I love being an English major!
January 14, 2013
This post is for people eligible to nominate works for the Nebulas (active members of SFWA) or the Hugos (attended Worldcon last year, or will be attending this year and have already purchased your membership).
I’m mostly putting up this post because I’m actively campaigning to get Something Else Besides Doctor Who on the Best Dramatic Short category in the Hugo. So many works are eligible, there are so many good shows, good webisodes, good creative work being done. And seriously, Doctor Who just isn’t what it was five years ago, and can we please move on? So what am I going to be nominating?

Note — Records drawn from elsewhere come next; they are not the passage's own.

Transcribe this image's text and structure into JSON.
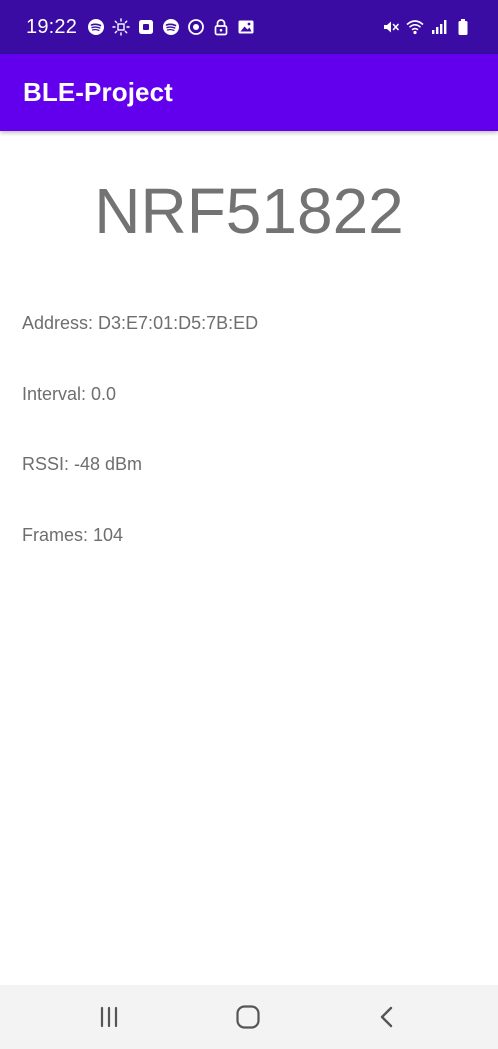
{
  "status_bar": {
    "time": "19:22",
    "background": "#3a0ca3",
    "left_icons": [
      "spotify-icon",
      "brightness-icon",
      "square-app-icon",
      "spotify-icon",
      "sync-icon",
      "lock-icon",
      "image-icon"
    ],
    "right_icons": [
      "mute-icon",
      "wifi-icon",
      "signal-icon",
      "battery-icon"
    ]
  },
  "app_bar": {
    "title": "BLE-Project",
    "background": "#6200ee"
  },
  "device": {
    "name": "NRF51822",
    "address": "Address: D3:E7:01:D5:7B:ED",
    "interval": "Interval: 0.0",
    "rssi": "RSSI: -48 dBm",
    "frames": "Frames: 104"
  },
  "nav_bar": {
    "buttons": [
      "recents-icon",
      "home-icon",
      "back-icon"
    ]
  }
}
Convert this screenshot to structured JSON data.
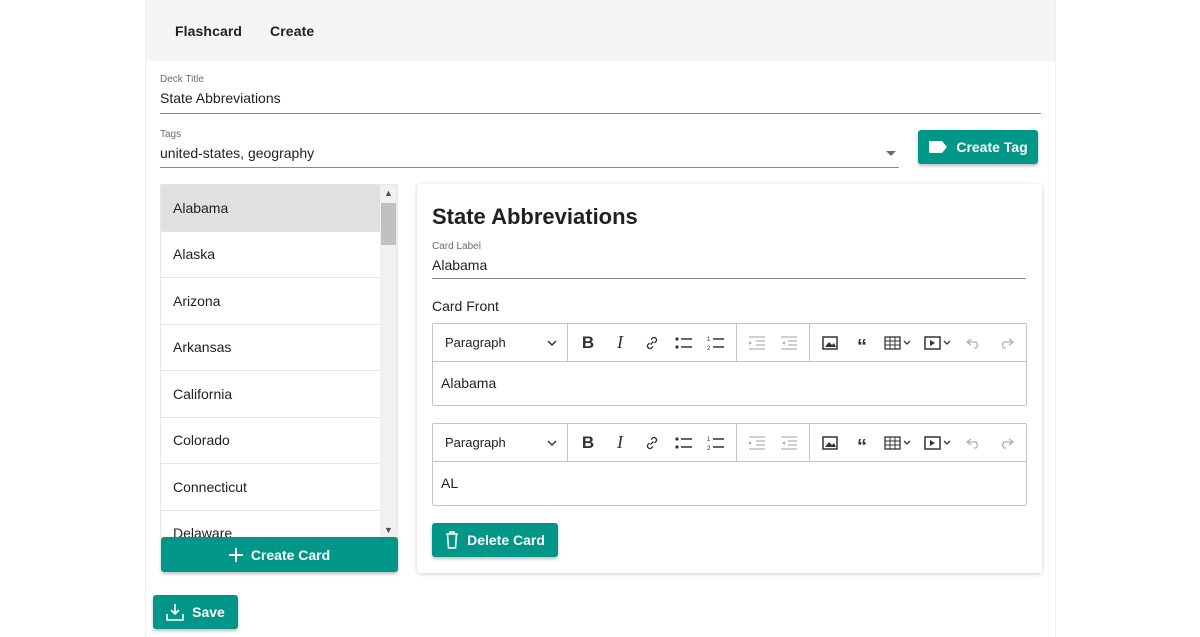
{
  "nav": {
    "items": [
      "Flashcard",
      "Create"
    ]
  },
  "deck": {
    "title_label": "Deck Title",
    "title_value": "State Abbreviations"
  },
  "tags": {
    "label": "Tags",
    "value": "united-states, geography",
    "create_label": "Create Tag"
  },
  "cards": {
    "items": [
      "Alabama",
      "Alaska",
      "Arizona",
      "Arkansas",
      "California",
      "Colorado",
      "Connecticut",
      "Delaware"
    ],
    "selected": "Alabama",
    "create_label": "Create Card"
  },
  "editor": {
    "heading": "State Abbreviations",
    "card_label_label": "Card Label",
    "card_label_value": "Alabama",
    "card_front_label": "Card Front",
    "front_format": "Paragraph",
    "front_content": "Alabama",
    "back_format": "Paragraph",
    "back_content": "AL",
    "delete_label": "Delete Card"
  },
  "save_label": "Save",
  "colors": {
    "accent": "#009688",
    "topbar": "#f5f5f5",
    "selected_row": "#e0e0e0"
  },
  "icons": [
    "tag-icon",
    "plus-icon",
    "trash-icon",
    "download-icon",
    "bold-icon",
    "italic-icon",
    "link-icon",
    "bulleted-list-icon",
    "numbered-list-icon",
    "indent-icon",
    "outdent-icon",
    "image-icon",
    "quote-icon",
    "table-icon",
    "media-icon",
    "undo-icon",
    "redo-icon",
    "chevron-down-icon"
  ]
}
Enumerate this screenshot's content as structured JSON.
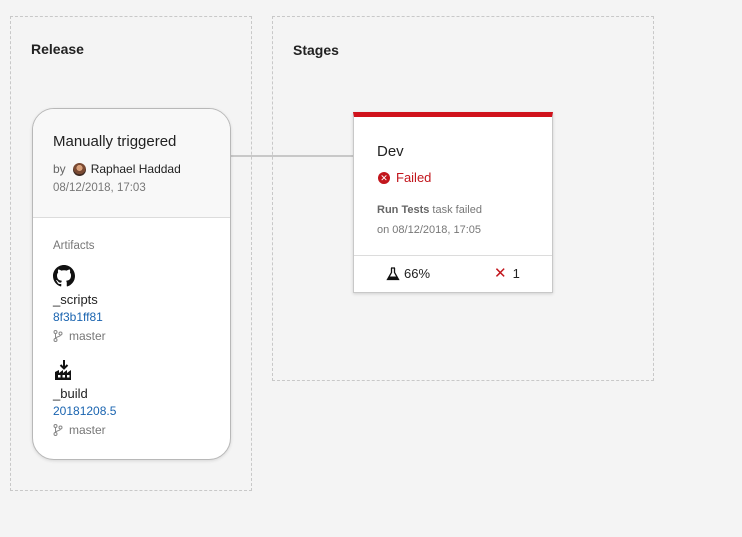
{
  "release_panel": {
    "title": "Release",
    "trigger": {
      "title": "Manually triggered",
      "by_prefix": "by",
      "author": "Raphael Haddad",
      "date": "08/12/2018, 17:03"
    },
    "artifacts_label": "Artifacts",
    "artifacts": [
      {
        "icon": "github-icon",
        "name": "_scripts",
        "version": "8f3b1ff81",
        "branch": "master"
      },
      {
        "icon": "build-icon",
        "name": "_build",
        "version": "20181208.5",
        "branch": "master"
      }
    ]
  },
  "stages_panel": {
    "title": "Stages",
    "stages": [
      {
        "name": "Dev",
        "status": "Failed",
        "status_color": "#c2151c",
        "task": "Run Tests",
        "task_suffix": "task failed",
        "time": "on 08/12/2018, 17:05",
        "test_pass_rate": "66%",
        "test_failed_count": "1"
      }
    ]
  },
  "colors": {
    "background": "#f4f4f4",
    "failed": "#c2151c",
    "failed_bar": "#d0121b",
    "link": "#1a64b0"
  }
}
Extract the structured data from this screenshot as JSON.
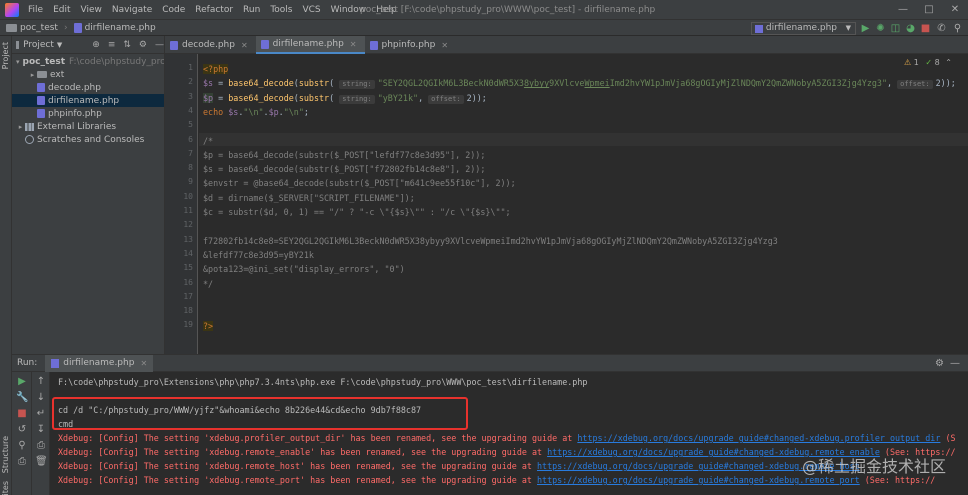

“Happy Birthday, David.” Prometheus may have bombed, but this promo video is still astonishing, a two and a half minute bit of flash fiction on video that illuminates the emotional uncanny valley. It’s creepy, intriguing, and I love it.
“Absolut Greyhound.” I ought to be embarrassed recommending a vodka commercial for the Hugo, but I’m not, because this is another astonishing bit of flash fiction on video: a complete story about a certain kind of technology and the culture around it. Decadent and gorgeous.
Best Dramatic Long: I just want to remind everyone about Chronicle, the amazing Wild Cards-like found footage superhero flick from earlier in the year. I’ll also probably nominate Battlestar Galactica: Blood and Chrome, which hit all my big spaceship SF buttons and mostly did a great job, despite a mis-step in the plot. (Notice how them sleeping together didn’t actually change a darned thing and made little sense and didn’t need to happen?)
And a couple of recommendations for best Novel:
Three Parts Dead by Max Gladstone. I talked a lot about this novel at cons last year, pretty much on any panel where someone asked how important it is to stick to strict genre categories, because this proves that good story trumps any kind of marketing category. Write a good book, the publisher will find a way to sell it. This one got marketed as urban fantasy, with the hot chick with a weapon on the cover. But it’s also a post-apocalyptic fantasy with gods that’s also a legal thriller. It’s pretty much unlike anything you’ve read.
Caliban’s War by James S.A. Corey, because I’m a fangirl of this series.
Seraphina by Rachel Hartman. Something I’ve learned with all the young adult books I’ve been reading over the last year: there really are some SF&F readers who refuse to read YA because they think it’s beneath them. And there really are YA fans who won’t read SF&F because they think it’s beneath them. So SF&F YA really gets the short end of the stick, and what that means is a lot of people are missing out on books that they’d really enjoy. Like Seraphina, a traditional fantasy with dragons, great worldbuilding, a complex society and politics, that’s also a book about passing. If you love Robin McKinley and Patricia McKillip, you should read this book. Don’t overlook it just because it’s labeled as YA.
More as I think of them…I’m woefully behind on reading shorter fiction this year. We’ll see if I can catch up.